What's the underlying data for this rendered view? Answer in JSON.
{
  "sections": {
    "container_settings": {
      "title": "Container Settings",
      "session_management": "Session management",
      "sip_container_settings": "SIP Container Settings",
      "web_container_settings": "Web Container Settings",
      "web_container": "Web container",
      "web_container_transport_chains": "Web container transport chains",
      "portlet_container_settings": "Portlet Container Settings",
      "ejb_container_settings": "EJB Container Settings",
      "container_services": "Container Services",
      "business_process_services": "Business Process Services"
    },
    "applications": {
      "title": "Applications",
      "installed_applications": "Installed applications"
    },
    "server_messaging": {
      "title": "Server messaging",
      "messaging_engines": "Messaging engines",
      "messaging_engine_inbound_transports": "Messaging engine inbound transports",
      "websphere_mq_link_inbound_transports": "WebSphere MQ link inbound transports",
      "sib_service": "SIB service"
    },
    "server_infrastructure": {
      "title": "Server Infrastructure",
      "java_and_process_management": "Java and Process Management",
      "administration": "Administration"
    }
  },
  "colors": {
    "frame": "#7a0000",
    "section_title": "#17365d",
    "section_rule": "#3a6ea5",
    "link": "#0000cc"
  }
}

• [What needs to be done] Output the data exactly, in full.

• [Completed exercise]
What's the underlying data for this rendered view? Answer in JSON.
{
  "sections": {
    "container_settings": {
      "title": "Container Settings",
      "session_management": "Session management",
      "sip_container_settings": "SIP Container Settings",
      "web_container_settings": "Web Container Settings",
      "web_container": "Web container",
      "web_container_transport_chains": "Web container transport chains",
      "portlet_container_settings": "Portlet Container Settings",
      "ejb_container_settings": "EJB Container Settings",
      "container_services": "Container Services",
      "business_process_services": "Business Process Services"
    },
    "applications": {
      "title": "Applications",
      "installed_applications": "Installed applications"
    },
    "server_messaging": {
      "title": "Server messaging",
      "messaging_engines": "Messaging engines",
      "messaging_engine_inbound_transports": "Messaging engine inbound transports",
      "websphere_mq_link_inbound_transports": "WebSphere MQ link inbound transports",
      "sib_service": "SIB service"
    },
    "server_infrastructure": {
      "title": "Server Infrastructure",
      "java_and_process_management": "Java and Process Management",
      "administration": "Administration"
    }
  },
  "colors": {
    "frame": "#7a0000",
    "section_title": "#17365d",
    "section_rule": "#3a6ea5",
    "link": "#0000cc"
  }
}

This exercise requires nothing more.